Originally Posted by oppopioneer
This was posted to me in PM by a qualified electrician, his name will be kept hidden so I'm not plagiarizing.
... "One disadvantage to MOVs is that they deteriorate over time where there reaction time is slower and not as much energy can be diverted. Their Joule rating is the maximum energy they can divert over the life of the product,
Common myths promoted by lies in places such as HowStuffWorks. First, MOVs do deteriorate. That is a fact provided without numbers. To have reality means including numbers.
To fail catastrophically, power strip protectors grossly undersize their joules. Then when a failure occurs (when the appliance is left to defend itself from the surge), the naive consumer recommends that scam. One reason why Monster (a company famous for its scams) is also selling plug-in protectors.
All appliances contain superior protection. A surge too tiny to overwhelm the appliance, also easily destroys the protector. A massive sales increase result when people use only observation to know something.
Catastrophic failure (including failures indicated by its light) is completely unacceptable - as even made bluntly obvious in MOV datasheets. Such failures exceed "Absolute Maximum Parameters". Completely unacceptable.
No protector must fail catastrophically. Normal failure mode for a properly designed MOV protector is ‘degradation’. Its voltage (Vb) changes by 10%. A normal failure mode cannot and is never reported by its indicator light. Indicated failure implies a protector was probably useless when bought. A profit center.
How much is required to degrade a protector? One MOV datasheet describes testing:
> The change of Vb shall be measured after the impulse listed below is applied
> 10,000 times continuously with the interval of ten seconds at room temperature.
But again – numbers. An example of what a protector must do when properly sized. More reasons why a homeowner spends less money for a properly sized ‘whole house’ protector.
Or include numbers from the IEEE Green Book entitled 'Static and Lightning Protection Grounding':
> Still, a 99.5% protection level will reduce the incidence of direct strokes from one stroke
> per 30 years ... to one stroke per 6000 years ...
Ballpark numbers for discussing the life expectancy of effective protectors.

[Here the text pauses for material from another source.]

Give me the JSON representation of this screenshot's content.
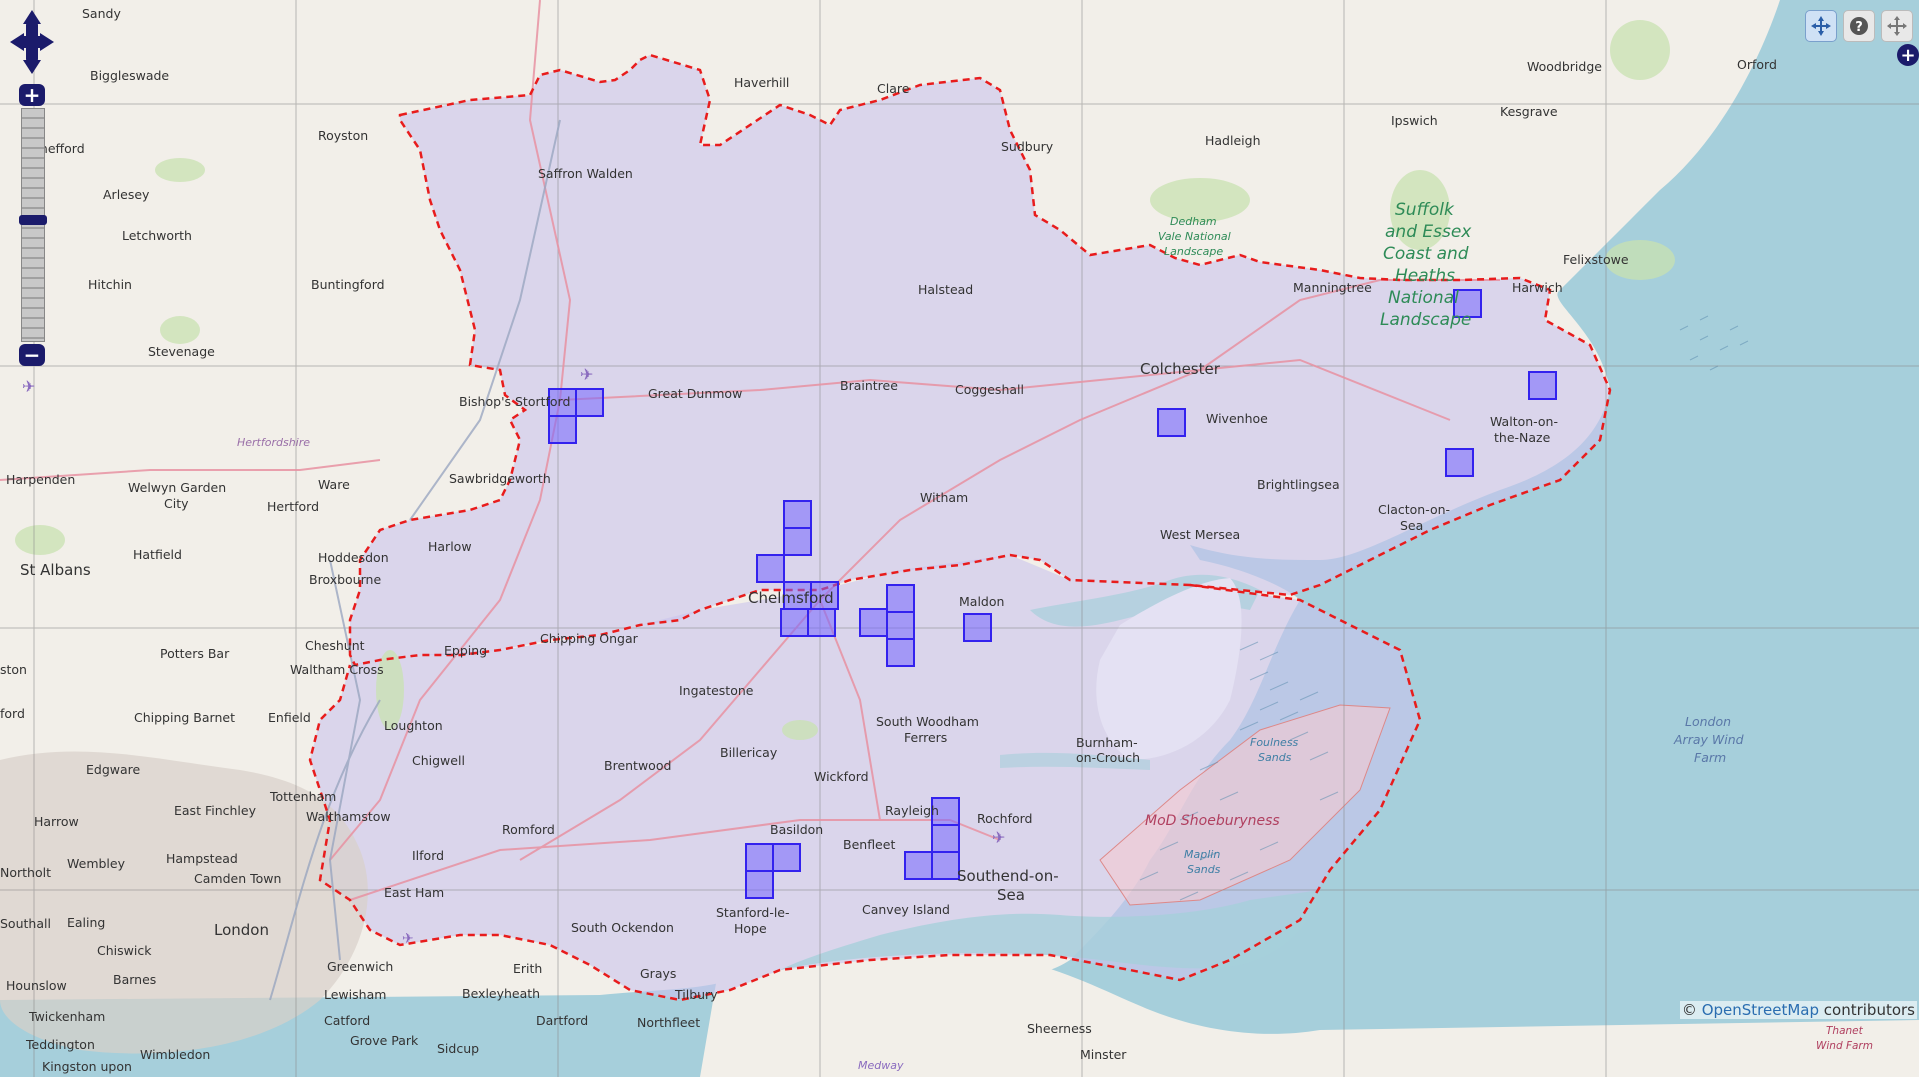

MOVs fail mostly because that protector was a profit center; not surge protection. Spend $7 in a grocery store to have a similar plug-in protector circuit (and similar specs) so often hyped by Monster for $100.
MOVs fail quickly when that gets the naive to recommend an obscenely profitable protector. MOVs failure mostly promoted when one forgets that numbers must always be included in any statement or recommendation. Recommendations without numbers is why junk science exists.
Second, he is right about MOVs being so effective when connected short to earth. But did not learn other critically important facts and numbers.
Why do Panamax, Monster, Belkin, etc provide a joules number. They do not claim protection from destructive surges. Would rather not provide a number that says inferior protection. That number, found in the datasheets from all MOV protector manufacturers, is provided only because UL requires it. To do human safety UL testing, a manufacturer must declare up front to UL what is inside. Meanwhile, those protectors make no other protection claims.
How do hundreds of joules (near zero) in those power strip protectors absorb surges that a hundreds of thousands of joules? It doesn't. Tripplite et al do not claim effective protection. Those joules numbers say so. UL required number says it is near zero surge protection. A power strip manufacturer will not say anything more. Otherwise you might learn it is an ineffective protector; only a profit center.
Two posts that provide many ‘ignored’ numbers for MOV protectors. Third will discuss how a Surgex works.